Worry does not empty tomorrow of its sorrows; it empties today of its strength. ~ Corrie ten Boom
Worry is a first cousin to fear – a wasteful, sneaky, whisper-in-your-ear kind of cousin. In my own quest to be less fearful, I’ve found the following strategies to be the most helpful:
Allow Yourself One Big Fear (and/or several small ones). And don’t beat yourself up over it. Fear can be normal and helpful (see my post on survival instinct). Everyone is afraid of something, even big, burly manly men – they just hide it better. I say, if you can carry on your daily life, moving forward more than you move backward, then your fear is not a problem.
Rehearse/Prepare. I don’t suggest we think about our fear or worry continuously – that might already be part of the problem. But consider what you’re really worried or fearful about. Afraid to talk to someone in person or on the phone? Write out what to say ahead of time. Are you actually afraid of the unknown in a situation rather than the situation itself? Before going on a job interview: research the job, the company, and ask yourself/answer possible interview questions.
Share. Don’t go it alone. If you’re worried about raising your kids, find mothers in your neighborhood, at church, at your child’s school to hang out with or talk to. Whatever the situation, talking to someone can help work through our fears. And chances are, someone is going through the same kind of thing or has already made it through the other side.
Pray. Some people don’t consider prayer logical. But belief in Someone greater than yourself, who cares for you and has the power to do anything, is a necessity of life these days. Prayer can chase away worry and bring peace to a troubled soul.

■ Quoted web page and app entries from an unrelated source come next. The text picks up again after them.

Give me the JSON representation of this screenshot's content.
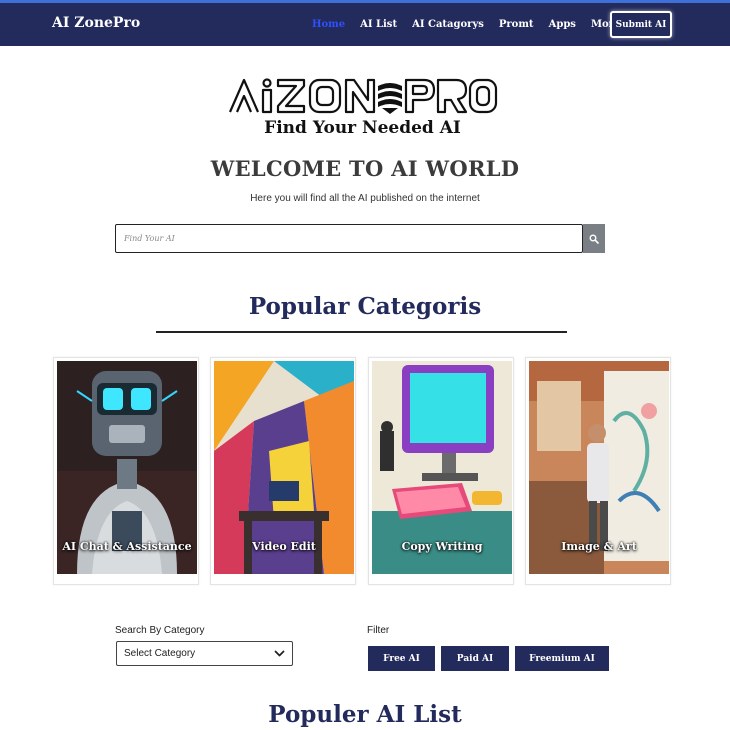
{
  "brand": "AI ZonePro",
  "nav": {
    "items": [
      "Home",
      "AI List",
      "AI Catagorys",
      "Promt",
      "Apps",
      "More"
    ],
    "submit": "Submit AI"
  },
  "hero": {
    "logo_text": "AIZONPRO",
    "tagline": "Find Your Needed AI",
    "welcome": "WELCOME TO AI WORLD",
    "subtitle": "Here you will find all the AI published on the internet"
  },
  "search": {
    "placeholder": "Find Your AI"
  },
  "categories": {
    "title": "Popular Categoris",
    "cards": [
      {
        "label": "AI Chat & Assistance"
      },
      {
        "label": "Video Edit"
      },
      {
        "label": "Copy Writing"
      },
      {
        "label": "Image & Art"
      }
    ]
  },
  "filters": {
    "category_label": "Search By Category",
    "select_value": "Select Category",
    "filter_label": "Filter",
    "buttons": [
      "Free AI",
      "Paid AI",
      "Freemium AI"
    ]
  },
  "list": {
    "title": "Populer AI List"
  },
  "colors": {
    "navy": "#232a5c",
    "active_link": "#2f50ff",
    "accent_top": "#3f6fd8",
    "search_button": "#7a7f86"
  },
  "icons": {
    "search": "search-icon",
    "dropdown": "chevron-down-icon"
  }
}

Get Involved. Helping others, helps yourself. It takes the energy that your worry wastes and channels it toward someone or something that needs it more. There are people all around us that need help, many of them in worse places than we are.
Be Grateful. It’s been said that the fastest escape from worry is appreciation. Imagine how good we could feel if we spent our time appreciating what we have in life instead of wasting it on worry. For ideas on making gratitude a habit, go to my post Have a Grateful Day.

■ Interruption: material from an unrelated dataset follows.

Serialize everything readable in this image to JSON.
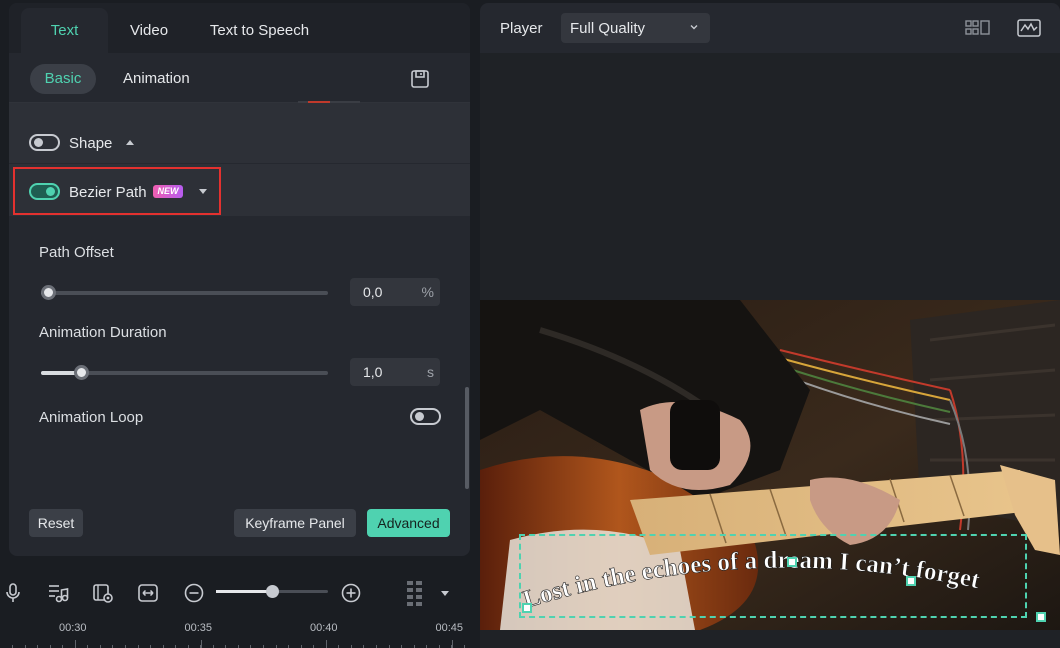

Act. Doing something is really what this list is about. Anything that causes worry should be acted on, not just thought about. Even the smallest action can alleviate fear. Make a list, make a plan, make a phone call. Go on the internet and do research.
Inaction breeds doubt and fear. Action breeds confidence and courage. If you want to conquer fear, do not sit at home and think about it. Go out and get busy. ~ Dale Carnegie
These are just a few suggestions, but if worry or fear has taken over your life to the point that you can’t leave the house or if you’re overwhelmed/depressed and are having trouble carrying on, please talk to someone – seek out a listening ear at your church or with a health care professional. Sometimes we do need help outside ourselves, and that’s okay. We weren’t meant to go through life alone.
How do you deal with worry?